Schumacher takes out Battiston
In the 1982 semifinal between West Germany and France, a through ball in the second half left French defender Patrick Battiston (left) with a clear path to goal. German ‘keeper Harald Schumacher came out to defend the breakaway. Battiston shot wide right, but Schumacher continued on, and clobbered Battiston. Battiston was knocked unconscious by the hit, and later slipped into a coma. He damaged vertebrae and had three teeth knocked out. Unbelievably, the referee did not even give foul. West Germany won the match and advanced to the final.
Peru helps Argentina knock out Brazil

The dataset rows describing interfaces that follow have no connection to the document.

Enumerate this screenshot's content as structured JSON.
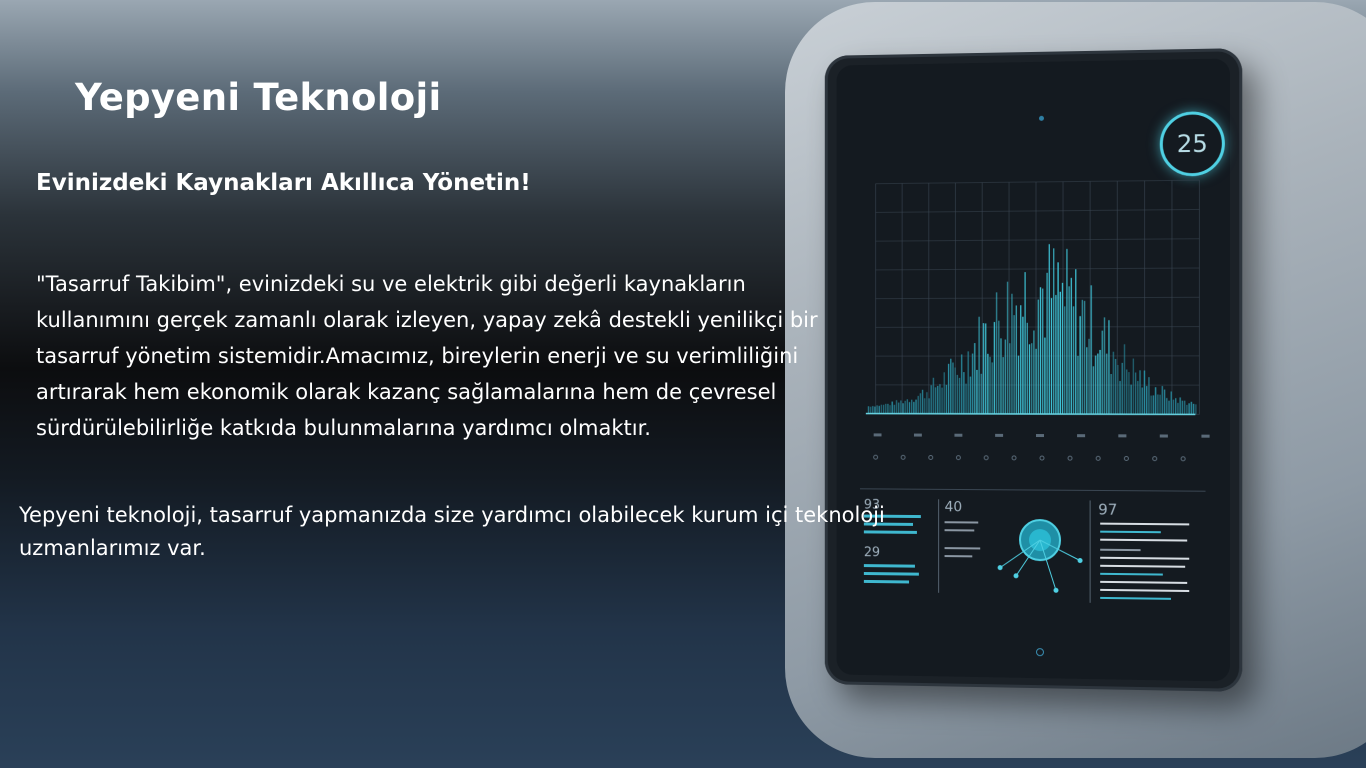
{
  "slide": {
    "title": "Yepyeni Teknoloji",
    "subtitle": "Evinizdeki Kaynakları Akıllıca Yönetin!",
    "paragraph": "\"Tasarruf Takibim\", evinizdeki su ve elektrik gibi değerli kaynakların kullanımını gerçek zamanlı olarak izleyen, yapay zekâ destekli yenilikçi bir tasarruf yönetim sistemidir.Amacımız, bireylerin enerji ve su verimliliğini artırarak hem ekonomik olarak kazanç sağlamalarına hem de çevresel sürdürülebilirliğe katkıda bulunmalarına yardımcı olmaktır.",
    "note": "Yepyeni teknoloji, tasarruf  yapmanızda size yardımcı olabilecek kurum içi teknoloji uzmanlarımız var."
  },
  "tablet": {
    "badge_value": "25",
    "accent_color": "#4fd0e3",
    "panel_values": [
      "93",
      "29",
      "40",
      "97"
    ]
  }
}
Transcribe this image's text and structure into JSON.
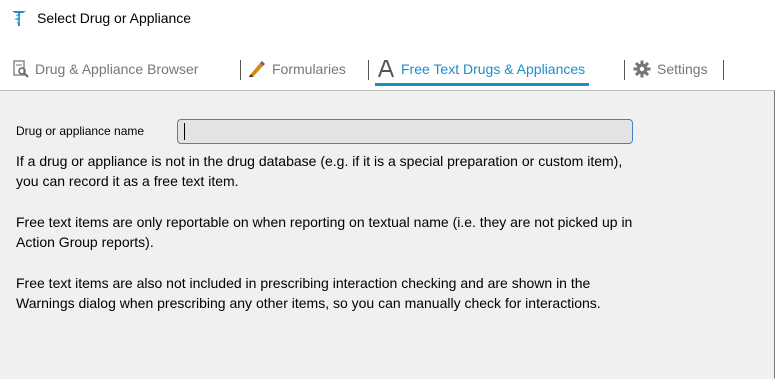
{
  "window": {
    "title": "Select Drug or Appliance",
    "icon": "caduceus-icon"
  },
  "tabs": [
    {
      "label": "Drug & Appliance Browser",
      "icon": "browser-search-icon",
      "active": false
    },
    {
      "label": "Formularies",
      "icon": "pencil-edit-icon",
      "active": false
    },
    {
      "label": "Free Text Drugs & Appliances",
      "icon": "letter-a-icon",
      "active": true
    },
    {
      "label": "Settings",
      "icon": "gear-icon",
      "active": false
    }
  ],
  "form": {
    "drug_name_label": "Drug or appliance name",
    "drug_name_value": ""
  },
  "info": {
    "paragraph1": "If a drug or appliance is not in the drug database (e.g. if it is a special preparation or custom item), you can record it as a free text item.",
    "paragraph2": "Free text items are only reportable on when reporting on textual name (i.e. they are not picked up in Action Group reports).",
    "paragraph3": "Free text items are also not included in prescribing interaction checking and are shown in the Warnings dialog when prescribing any other items, so you can manually check for interactions."
  },
  "colors": {
    "accent": "#1f8ccb",
    "inactive_tab": "#777777",
    "panel_background": "#f0f0f0"
  }
}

Back in 1978, the second round consisted of two groups of four, and the winner of each group advanced to the final. Because the last games for each team in the second round were not played simultaneously, Argentina knew it needed to win by 4 goals against Peru in order to leapfrog Brazil and reach the final. Goal differential would be their savior. The score was 2-0 at half, and then Peru simply collapsed in the second half. Rumors spread that Peru had been bribed into letting Argentina win big. Nothing was ever proven. But the 6-0 final score was all some people needed.
The Hand of God
In the 1986 World Cup, Argentina took on England in the quarterfinals. Six minutes into the second half, the ball came into the England box and goalkeeper Peter Shilton and Argentina striker Diego Maradona went up for the ball. Shilton had an eight-inch height advantage. Somehow, Maradona won the ball in the air and scored. Argentina would go on to win 2-1. Asked afterwards about the goal, Maradona said it was scored "un poco con la cabeza de Maradona y otro poco con la mano de Dios." That translates to, "a little with the head of Maradona and a little with the hand of God." Photo evidence, of course, shows that Maradona's head did not have anything to do with it.
England's winning goal in 1966
With the World Cup final tied 2-2, England and West Germany went to extra time. Eleven minutes into the extra period, England's Geoff Hurst put a shot on net. The ball hit the underside of the cross bar, bounced down, and then was cleared out. The referee did not know if the ball had completely crossed the line. He looked to his linesman, a Soviet named Tofik Bakhramov, who indicated it was a goal. Bakhramov later said he thought the ball had bounced back off the net, not the crossbar, so he did not bother to observe whether the ball bounced over the goal line or not. To add more controversy to the tale, Bakhramov, according to lore, was asked on his death bed how he knew the ball crossed the line. He replied, “Stalingrad,” where over 75,000 Soviets died fighting against the Nazis.